My initial exposure to the concept of indulgences was in the context of learning about the Protestant Reformation. One of the things that justifiably outraged Martin Luther was that indulgences were being sold in order to raise money to rebuild St. Peter’s Basilica. So I was quite taken aback when I first encountered indulgences in contemporary use! I hadn’t realized it was only the sale of indulgences that had been reprobated by the Council of Trent, as part of what is traditionally called the Counter-Reformation but is arguably more aptly called the Catholic Reformation: basically, this was a period during which the Catholic church enacted a number of reforms in response to many of the critiques made by the Protestant Reformers.
I like to use the practice of selling indulgences as an example of what occasionally happens when you take several well-grounded but distinct teachings or traditions, and follow them out to their logical conclusions.
The following are all, independently, uncontroversial Catholic teaching:
– prayers can be offered for specific intentions and on behalf of other people
– one can pray for the souls of the dead
– giving money can be an act of prayer
– we routinely receive God’s grace through the church
It’s only when these are combined that one reaches the logical but repugnant conclusion that it is possible to buy people out of Purgatory, which contradicts another well-grounded teaching that God’s gifts cannot be purchased.
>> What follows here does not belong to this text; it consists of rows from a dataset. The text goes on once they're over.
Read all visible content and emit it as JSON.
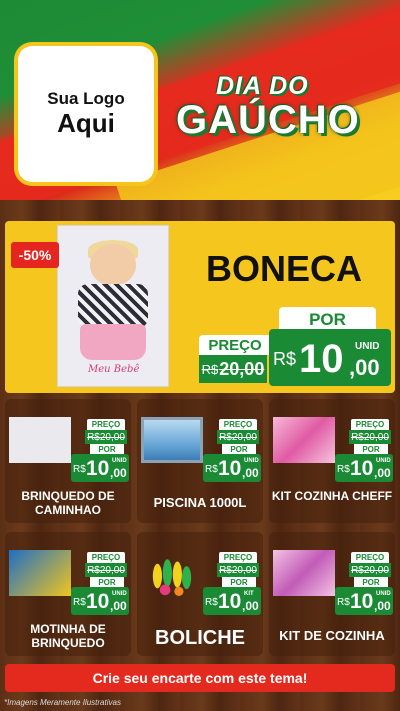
{
  "header": {
    "logo_line1": "Sua Logo",
    "logo_line2": "Aqui",
    "title_line1": "DIA DO",
    "title_line2": "GAÚCHO"
  },
  "hero": {
    "discount": "-50%",
    "name": "BONECA",
    "brand_text": "Meu Bebê",
    "preco_label": "PREÇO",
    "old_currency": "R$",
    "old_price": "20,00",
    "por_label": "POR",
    "currency": "R$",
    "price_int": "10",
    "price_cents": ",00",
    "unit": "UNID"
  },
  "cards": [
    {
      "name": "BRINQUEDO DE CAMINHAO",
      "preco_label": "PREÇO",
      "old_currency": "R$",
      "old_price": "20,00",
      "por_label": "POR",
      "currency": "R$",
      "price_int": "10",
      "price_cents": ",00",
      "unit": "UNID"
    },
    {
      "name": "PISCINA 1000L",
      "preco_label": "PREÇO",
      "old_currency": "R$",
      "old_price": "20,00",
      "por_label": "POR",
      "currency": "R$",
      "price_int": "10",
      "price_cents": ",00",
      "unit": "UNID"
    },
    {
      "name": "KIT COZINHA CHEFF",
      "preco_label": "PREÇO",
      "old_currency": "R$",
      "old_price": "20,00",
      "por_label": "POR",
      "currency": "R$",
      "price_int": "10",
      "price_cents": ",00",
      "unit": "UNID"
    },
    {
      "name": "MOTINHA DE BRINQUEDO",
      "preco_label": "PREÇO",
      "old_currency": "R$",
      "old_price": "20,00",
      "por_label": "POR",
      "currency": "R$",
      "price_int": "10",
      "price_cents": ",00",
      "unit": "UNID"
    },
    {
      "name": "BOLICHE",
      "preco_label": "PREÇO",
      "old_currency": "R$",
      "old_price": "20,00",
      "por_label": "POR",
      "currency": "R$",
      "price_int": "10",
      "price_cents": ",00",
      "unit": "KIT"
    },
    {
      "name": "KIT DE COZINHA",
      "preco_label": "PREÇO",
      "old_currency": "R$",
      "old_price": "20,00",
      "por_label": "POR",
      "currency": "R$",
      "price_int": "10",
      "price_cents": ",00",
      "unit": "UNID"
    }
  ],
  "cta": "Crie seu encarte com este tema!",
  "disclaimer": "*Imagens Meramente Ilustrativas",
  "colors": {
    "green": "#1a8a34",
    "red": "#e42a1f",
    "yellow": "#f5c61d",
    "wood": "#5c2f15"
  }
}
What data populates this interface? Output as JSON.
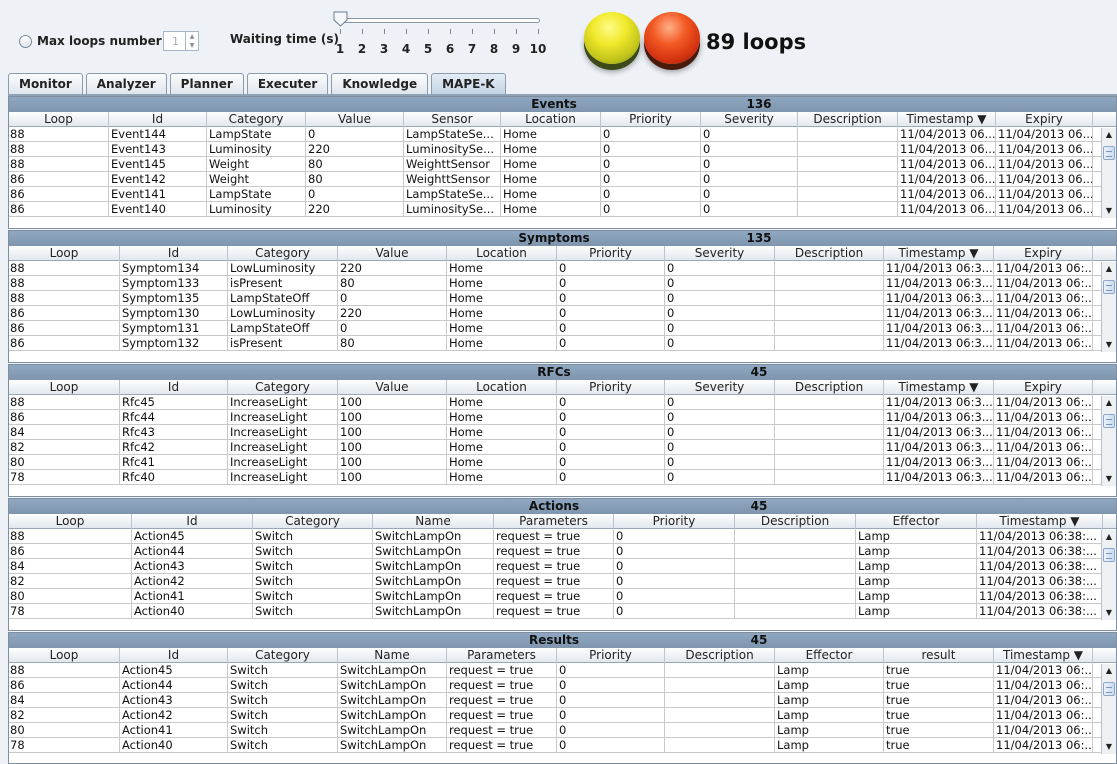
{
  "controls": {
    "max_loops_label": "Max loops number:",
    "max_loops_value": "1",
    "waiting_label": "Waiting time (s)",
    "waiting_ticks": [
      "1",
      "2",
      "3",
      "4",
      "5",
      "6",
      "7",
      "8",
      "9",
      "10"
    ],
    "waiting_value": 1,
    "loops_text": "89 loops"
  },
  "tabs": [
    "Monitor",
    "Analyzer",
    "Planner",
    "Executer",
    "Knowledge",
    "MAPE-K"
  ],
  "active_tab": "MAPE-K",
  "events": {
    "title": "Events",
    "count": "136",
    "columns": [
      "Loop",
      "Id",
      "Category",
      "Value",
      "Sensor",
      "Location",
      "Priority",
      "Severity",
      "Description",
      "Timestamp ▼",
      "Expiry"
    ],
    "rows": [
      [
        "88",
        "Event144",
        "LampState",
        "0",
        "LampStateSe...",
        "Home",
        "0",
        "0",
        "",
        "11/04/2013 06...",
        "11/04/2013 06..."
      ],
      [
        "88",
        "Event143",
        "Luminosity",
        "220",
        "LuminositySe...",
        "Home",
        "0",
        "0",
        "",
        "11/04/2013 06...",
        "11/04/2013 06..."
      ],
      [
        "88",
        "Event145",
        "Weight",
        "80",
        "WeighttSensor",
        "Home",
        "0",
        "0",
        "",
        "11/04/2013 06...",
        "11/04/2013 06..."
      ],
      [
        "86",
        "Event142",
        "Weight",
        "80",
        "WeighttSensor",
        "Home",
        "0",
        "0",
        "",
        "11/04/2013 06...",
        "11/04/2013 06..."
      ],
      [
        "86",
        "Event141",
        "LampState",
        "0",
        "LampStateSe...",
        "Home",
        "0",
        "0",
        "",
        "11/04/2013 06...",
        "11/04/2013 06..."
      ],
      [
        "86",
        "Event140",
        "Luminosity",
        "220",
        "LuminositySe...",
        "Home",
        "0",
        "0",
        "",
        "11/04/2013 06...",
        "11/04/2013 06..."
      ]
    ]
  },
  "symptoms": {
    "title": "Symptoms",
    "count": "135",
    "columns": [
      "Loop",
      "Id",
      "Category",
      "Value",
      "Location",
      "Priority",
      "Severity",
      "Description",
      "Timestamp ▼",
      "Expiry"
    ],
    "rows": [
      [
        "88",
        "Symptom134",
        "LowLuminosity",
        "220",
        "Home",
        "0",
        "0",
        "",
        "11/04/2013 06:3...",
        "11/04/2013 06:..."
      ],
      [
        "88",
        "Symptom133",
        "isPresent",
        "80",
        "Home",
        "0",
        "0",
        "",
        "11/04/2013 06:3...",
        "11/04/2013 06:..."
      ],
      [
        "88",
        "Symptom135",
        "LampStateOff",
        "0",
        "Home",
        "0",
        "0",
        "",
        "11/04/2013 06:3...",
        "11/04/2013 06:..."
      ],
      [
        "86",
        "Symptom130",
        "LowLuminosity",
        "220",
        "Home",
        "0",
        "0",
        "",
        "11/04/2013 06:3...",
        "11/04/2013 06:..."
      ],
      [
        "86",
        "Symptom131",
        "LampStateOff",
        "0",
        "Home",
        "0",
        "0",
        "",
        "11/04/2013 06:3...",
        "11/04/2013 06:..."
      ],
      [
        "86",
        "Symptom132",
        "isPresent",
        "80",
        "Home",
        "0",
        "0",
        "",
        "11/04/2013 06:3...",
        "11/04/2013 06:..."
      ]
    ]
  },
  "rfcs": {
    "title": "RFCs",
    "count": "45",
    "columns": [
      "Loop",
      "Id",
      "Category",
      "Value",
      "Location",
      "Priority",
      "Severity",
      "Description",
      "Timestamp ▼",
      "Expiry"
    ],
    "rows": [
      [
        "88",
        "Rfc45",
        "IncreaseLight",
        "100",
        "Home",
        "0",
        "0",
        "",
        "11/04/2013 06:3...",
        "11/04/2013 06:..."
      ],
      [
        "86",
        "Rfc44",
        "IncreaseLight",
        "100",
        "Home",
        "0",
        "0",
        "",
        "11/04/2013 06:3...",
        "11/04/2013 06:..."
      ],
      [
        "84",
        "Rfc43",
        "IncreaseLight",
        "100",
        "Home",
        "0",
        "0",
        "",
        "11/04/2013 06:3...",
        "11/04/2013 06:..."
      ],
      [
        "82",
        "Rfc42",
        "IncreaseLight",
        "100",
        "Home",
        "0",
        "0",
        "",
        "11/04/2013 06:3...",
        "11/04/2013 06:..."
      ],
      [
        "80",
        "Rfc41",
        "IncreaseLight",
        "100",
        "Home",
        "0",
        "0",
        "",
        "11/04/2013 06:3...",
        "11/04/2013 06:..."
      ],
      [
        "78",
        "Rfc40",
        "IncreaseLight",
        "100",
        "Home",
        "0",
        "0",
        "",
        "11/04/2013 06:3...",
        "11/04/2013 06:..."
      ]
    ]
  },
  "actions": {
    "title": "Actions",
    "count": "45",
    "columns": [
      "Loop",
      "Id",
      "Category",
      "Name",
      "Parameters",
      "Priority",
      "Description",
      "Effector",
      "Timestamp ▼"
    ],
    "rows": [
      [
        "88",
        "Action45",
        "Switch",
        "SwitchLampOn",
        "request = true",
        "0",
        "",
        "Lamp",
        "11/04/2013 06:38:..."
      ],
      [
        "86",
        "Action44",
        "Switch",
        "SwitchLampOn",
        "request = true",
        "0",
        "",
        "Lamp",
        "11/04/2013 06:38:..."
      ],
      [
        "84",
        "Action43",
        "Switch",
        "SwitchLampOn",
        "request = true",
        "0",
        "",
        "Lamp",
        "11/04/2013 06:38:..."
      ],
      [
        "82",
        "Action42",
        "Switch",
        "SwitchLampOn",
        "request = true",
        "0",
        "",
        "Lamp",
        "11/04/2013 06:38:..."
      ],
      [
        "80",
        "Action41",
        "Switch",
        "SwitchLampOn",
        "request = true",
        "0",
        "",
        "Lamp",
        "11/04/2013 06:38:..."
      ],
      [
        "78",
        "Action40",
        "Switch",
        "SwitchLampOn",
        "request = true",
        "0",
        "",
        "Lamp",
        "11/04/2013 06:38:..."
      ]
    ]
  },
  "results": {
    "title": "Results",
    "count": "45",
    "columns": [
      "Loop",
      "Id",
      "Category",
      "Name",
      "Parameters",
      "Priority",
      "Description",
      "Effector",
      "result",
      "Timestamp ▼"
    ],
    "rows": [
      [
        "88",
        "Action45",
        "Switch",
        "SwitchLampOn",
        "request = true",
        "0",
        "",
        "Lamp",
        "true",
        "11/04/2013 06:..."
      ],
      [
        "86",
        "Action44",
        "Switch",
        "SwitchLampOn",
        "request = true",
        "0",
        "",
        "Lamp",
        "true",
        "11/04/2013 06:..."
      ],
      [
        "84",
        "Action43",
        "Switch",
        "SwitchLampOn",
        "request = true",
        "0",
        "",
        "Lamp",
        "true",
        "11/04/2013 06:..."
      ],
      [
        "82",
        "Action42",
        "Switch",
        "SwitchLampOn",
        "request = true",
        "0",
        "",
        "Lamp",
        "true",
        "11/04/2013 06:..."
      ],
      [
        "80",
        "Action41",
        "Switch",
        "SwitchLampOn",
        "request = true",
        "0",
        "",
        "Lamp",
        "true",
        "11/04/2013 06:..."
      ],
      [
        "78",
        "Action40",
        "Switch",
        "SwitchLampOn",
        "request = true",
        "0",
        "",
        "Lamp",
        "true",
        "11/04/2013 06:..."
      ]
    ]
  },
  "colors": {
    "title_bar": "#8fa7c0",
    "button_yellow": "#f1e92b",
    "button_red": "#f35a24"
  }
}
(Interestingly, this sort of thing was a not uncommon problem in the development of Christian theology. The development of Christology during the third and fourth centuries is full of people who were declared to be heretical after they took one Christological or anthropological claim to a logical conclusion that conflicted with another, equally weighty Christological claim.)
Luther made another, more general critique of indulgences: if the Pope did have the power to free people from Purgatory, why didn’t he just do so? for everyone?
Thinking about this, and about the additional contemporary requirements for obtaining this indulgence, reminded me of the matching challenge grant: a fundraising technique in which a wealthy donor puts up a large gift that is used to encourage a multiplicity of smaller gifts by matching them dollar for dollar for the benefit of the charity. One occasionally hears a similar criticism: Why don’t they just give the money outright? Why attach strings to it? But it’s generally understood that this is a way to make the large gift more productive, by attracting a number of donors that might not otherwise give.
So the church offers the spiritual gift of a plenary indulgence for a loved one in order to encourage me to pass through a Holy Door, go to confession, receive communion, and pray for the intentions of the pope? Those are all good things for me to do anyway, both for my own good and for the good of the church. And honestly? I’m okay with that.